    Dr. Julie Lockwood, Professor and Chair, Ecology, Evolution and Natural Resources, Rutgers University
    The increased numbers of invasive insects, and the huge toll they can exact, argues strongly for better tools for pest species monitoring and surveillance.  Once such tool relies on capturing the DNA shed by invasive insects as they move through their habitats, called environmental DNA (eDNA).  Much like using DNA evidence in a criminal trial, invasive insect eDNA monitoring tools allow us to pinpoint where these species have been without ever having to catch them ‘in the act’.  I’ll show how eDNA is a vast improvement over conventional methods in our ability to detect and monitor spotted lanternfly in forests, urban areas, and vineyards. 

  • Green Industry and Homeowner Response to the Spotted Lanternfly in Pennsylvania
    Emelie Swackhamer, Horticultural Educator, Penn State Extension
    Pennsylvanians are fighting back in ornamental landscapes and production nurseries.  Agencies and volunteers have destroyed millions of SLF by scraping eggs and banding trees and large areas of Ailanthus altissima trees have been removed.

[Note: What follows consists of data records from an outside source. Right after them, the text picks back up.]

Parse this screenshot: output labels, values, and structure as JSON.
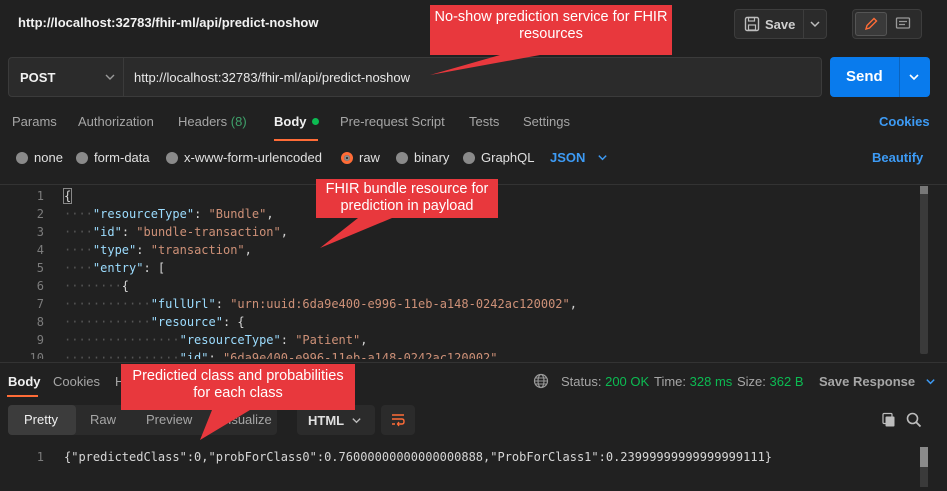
{
  "header": {
    "title": "http://localhost:32783/fhir-ml/api/predict-noshow",
    "save_label": "Save"
  },
  "request": {
    "method": "POST",
    "url": "http://localhost:32783/fhir-ml/api/predict-noshow",
    "send_label": "Send"
  },
  "tabs": {
    "params": "Params",
    "authorization": "Authorization",
    "headers": "Headers",
    "headers_count": "(8)",
    "body": "Body",
    "prerequest": "Pre-request Script",
    "tests": "Tests",
    "settings": "Settings",
    "cookies": "Cookies"
  },
  "body_types": {
    "none": "none",
    "form_data": "form-data",
    "urlencoded": "x-www-form-urlencoded",
    "raw": "raw",
    "binary": "binary",
    "graphql": "GraphQL",
    "json": "JSON",
    "beautify": "Beautify",
    "selected": "raw"
  },
  "editor": {
    "line_numbers": [
      "1",
      "2",
      "3",
      "4",
      "5",
      "6",
      "7",
      "8",
      "9",
      "10"
    ]
  },
  "response": {
    "tabs": {
      "body": "Body",
      "cookies": "Cookies",
      "headers_partial": "H"
    },
    "status_label": "Status:",
    "status_value": "200 OK",
    "time_label": "Time:",
    "time_value": "328 ms",
    "size_label": "Size:",
    "size_value": "362 B",
    "save_response": "Save Response",
    "view_tabs": {
      "pretty": "Pretty",
      "raw": "Raw",
      "preview": "Preview",
      "visualize": "Visualize"
    },
    "format": "HTML",
    "line_number": "1",
    "content": "{\"predictedClass\":0,\"probForClass0\":0.76000000000000000888,\"ProbForClass1\":0.23999999999999999111}"
  },
  "callouts": {
    "service": "No-show prediction service for FHIR resources",
    "payload": "FHIR bundle resource for prediction in payload",
    "result": "Predictied class and probabilities for each class"
  },
  "colors": {
    "accent": "#ff6c37",
    "send": "#097bed",
    "status_ok": "#0cbb52",
    "callout": "#e8383d"
  }
}
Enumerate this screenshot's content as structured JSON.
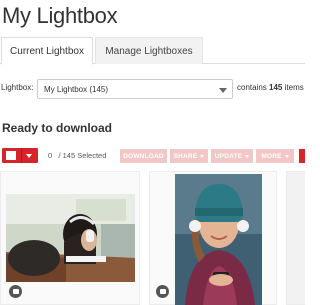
{
  "page": {
    "title": "My Lightbox"
  },
  "tabs": [
    {
      "label": "Current Lightbox",
      "active": true
    },
    {
      "label": "Manage Lightboxes",
      "active": false
    }
  ],
  "lightbox": {
    "label": "Lightbox:",
    "selected": "My Lightbox (145)",
    "contains_prefix": "contains ",
    "count": "145",
    "contains_suffix": " items"
  },
  "section": {
    "title": "Ready to download"
  },
  "toolbar": {
    "selected_count": "0",
    "total_text": "/ 145 Selected",
    "download_label": "DOWNLOAD",
    "share_label": "SHARE",
    "update_label": "UPDATE",
    "more_label": "MORE"
  },
  "items": [
    {
      "subject": "student with headphones at desk",
      "note_icon": "note-icon"
    },
    {
      "subject": "smiling woman with headphones and phone",
      "note_icon": "note-icon"
    },
    {
      "subject": "partial image",
      "note_icon": ""
    }
  ],
  "colors": {
    "accent": "#d4252a",
    "disabled_accent": "#f3c6c7",
    "text": "#333333",
    "border": "#dddddd"
  }
}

This session will also address how garden centers and tree care services are providing options for their customers. 

  • The Invasive Pest Brown Marmorated Stink Bug in Massachusetts: Biology, Monitoring, and Management
    Elizabeth Garofalo, UMass Extension Fruit Program), and Dr. Jaime Pinero, UMass Stockbridge School of Agriculture and UMass Extension Fruit Program
    The Brown Marmorated Stink Bug is a highly pervasive pest that can cause severe losses for both conventional and organic growers in a wide variety of crops. This webinar will discuss BMSB biology, distribution, monitoring, and management options that are amenable to both non-organic and organic production systems. 

  • Progress towards Controlling the Emerald Ash Borer with Biological Control
    Dr. Juli Gould, Entomologist, USDA-APHIS-PPQ 
    Scientists have made considerable progress towards controlling populations of emerald ash borer by releasing parasitoids throughout the U.S. Three parasitoid species have been widely established and are beginning to show promise in protecting young regenerating ash forests. Studies also demonstrate the utility of combining insecticide treatment to save large, valuable ash trees with release of parasitoids in urban areas.
    Handout from Dr. Juli Gould's Webinar: Emerald Ash Borer Biological Control Release and Recovery Guidelines

  • Invasive Insects of Trees & Shrubs in Massachusetts: 2020 Updates 
    Tawny Simisky, Entomologist, UMass Extension Landscape, Nursery, and Urban Forestry Program
    This presentation will provide a brief overview of current updates on the status of many invasive insect pests of trees and shrubs in Massachusetts. Species discussed will include gypsy moth, winter moth, emerald ash borer, Asian longhorned beetle, and a quick mention of the spotted lanternfly. Management information will be mentioned, with an emphasis on natural enemies and biological control.